So when people ask me about using flower essences, I remind them that there’s a difference between essential oils and flower essences and I also explain that not all flower essences are Bach flowers.

Kathleen Crisley, Fear-Free certified professional and specialist in dog massage, rehabilitation and nutrition/food therapy, The Balanced DogChristchurch, New Zealand

Homeopathics, in pack order

The Telegraph has reported this week that Queen Elizabeth II feeds her dogs in ‘order of seniority’  and that the dogs consume a range of herbal and homeopathic remedies.

Queen with Corgi

The Queen of England couldn’t be more Establishment and yet – there she is – open-minded enough to recognise that herbals and homeopathics may help keep her Corgis in good health, for longer.

I respect her for that.

It’s long been reported and known that the Queen is an animal-lover.  Dr Mugford, an animal psychologist who has worked with the Queen’s dogs says “The Queen has definite views about how dogs should be cared for: she doesn’t tolerate unkindness, and I remember she took a very dim view of President Lyndon B Johnson picking his dogs up by their ears.”

Queen Elizabeth has made the decision fairly recently not to replace her Corgis when they pass away, which has been a long-standing tradition in her household.  This is surely a sign that the Queen is feeling the pressures of time and old age.  She doesn’t want to bring dogs into the household when it’s highly likely they will out-live her.

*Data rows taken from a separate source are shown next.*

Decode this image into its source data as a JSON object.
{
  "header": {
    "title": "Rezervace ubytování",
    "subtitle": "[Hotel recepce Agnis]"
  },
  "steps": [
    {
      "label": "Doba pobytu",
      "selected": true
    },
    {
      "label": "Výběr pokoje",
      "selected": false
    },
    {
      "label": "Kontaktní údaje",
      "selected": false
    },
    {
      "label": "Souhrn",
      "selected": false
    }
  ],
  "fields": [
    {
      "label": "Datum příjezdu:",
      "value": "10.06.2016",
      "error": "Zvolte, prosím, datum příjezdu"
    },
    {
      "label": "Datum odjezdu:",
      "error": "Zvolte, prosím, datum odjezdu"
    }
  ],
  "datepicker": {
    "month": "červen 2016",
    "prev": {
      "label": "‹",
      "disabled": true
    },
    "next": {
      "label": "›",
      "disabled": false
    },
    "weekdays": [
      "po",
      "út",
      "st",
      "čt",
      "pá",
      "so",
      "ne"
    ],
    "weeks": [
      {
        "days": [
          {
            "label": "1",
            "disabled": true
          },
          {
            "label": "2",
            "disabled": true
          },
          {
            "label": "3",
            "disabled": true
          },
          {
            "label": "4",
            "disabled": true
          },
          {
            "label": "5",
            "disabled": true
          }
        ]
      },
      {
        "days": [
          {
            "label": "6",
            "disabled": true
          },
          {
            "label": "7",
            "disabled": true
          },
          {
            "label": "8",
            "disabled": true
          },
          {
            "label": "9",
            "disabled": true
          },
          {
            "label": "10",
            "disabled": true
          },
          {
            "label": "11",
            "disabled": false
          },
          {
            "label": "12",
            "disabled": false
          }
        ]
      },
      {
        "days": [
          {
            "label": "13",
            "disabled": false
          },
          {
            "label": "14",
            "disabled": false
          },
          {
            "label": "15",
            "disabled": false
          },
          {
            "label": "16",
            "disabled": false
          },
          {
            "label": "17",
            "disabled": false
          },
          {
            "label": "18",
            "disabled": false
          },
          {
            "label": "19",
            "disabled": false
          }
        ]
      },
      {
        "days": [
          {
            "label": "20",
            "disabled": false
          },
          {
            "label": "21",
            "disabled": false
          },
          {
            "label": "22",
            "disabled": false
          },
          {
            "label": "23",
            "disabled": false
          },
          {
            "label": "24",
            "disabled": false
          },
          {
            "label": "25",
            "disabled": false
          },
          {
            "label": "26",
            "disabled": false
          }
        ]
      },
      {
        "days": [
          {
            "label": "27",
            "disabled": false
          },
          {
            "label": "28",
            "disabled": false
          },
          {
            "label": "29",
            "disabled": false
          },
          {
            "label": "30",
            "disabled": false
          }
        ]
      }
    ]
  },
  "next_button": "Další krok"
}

Kathleen Crisley, specialist in dog massage, rehabilitation and nutrition/food therapy, The Balanced Dog, Christchurch, New Zealand

 

 

Understanding homeopathic remedies

In my last blog post, I explained how I was going to start treating Daisy with homeopathic fragaria and calc renalis to support good dental health.

So now I’d like to remind everyone how homepathic remedies are made.

This diagram outlines the process, but doesn’t fully explain how the remedies are made.  (I was sent this diagram a long time ago and I’m not sure of the original source for it).

Homeopathic dilutions diagram

Step 1:  Make a mother tincture

The first step is to create a mother tincture out of the plant source.   The plant material is cut up and crushed and left to soak in an alcohol and water solution in a dark place for some time.  The period of soaking is long enough to draw the properties of the plant into solution.   When the maker of the remedy understands that the mixture is ready, they will strain off any residual plant material.  This is the mother tincture.

Step 2:  Potentization

One drop of the mother tincture is put into a vial and then nine drops of a solution of alcohol and water and shaken vigorously.  This results in a 1X potency.  With one drop of the 1X potency and nine drops of the diluting solution and another good shake and you have 2X potency.

For the potency of 1C, this process is done 100 times.  (C is the Roman numeral for 100).

In most cases, homeopathics start with a 6C potency.  Other common potencies are 12C, 30C and 200C.  I’m most familiar with the 30C potency which is often the starting point (it’s what I’ll be using).  However, when there’s an acute condition that requires a bit more energy, I use 200C.

It’s also important to understand how your homeopathic remedy is made.  My homeopathic vet prefers that the remedies are made by hand by an experienced homeopathic pharmacist.  Major commercial brands like Weleda, on the other hand, use a manufacturing process for potentizing.

Homeopathy is a really interesting discipline and just one of the complementary therapies available to help your dog attain and maintain optimal health.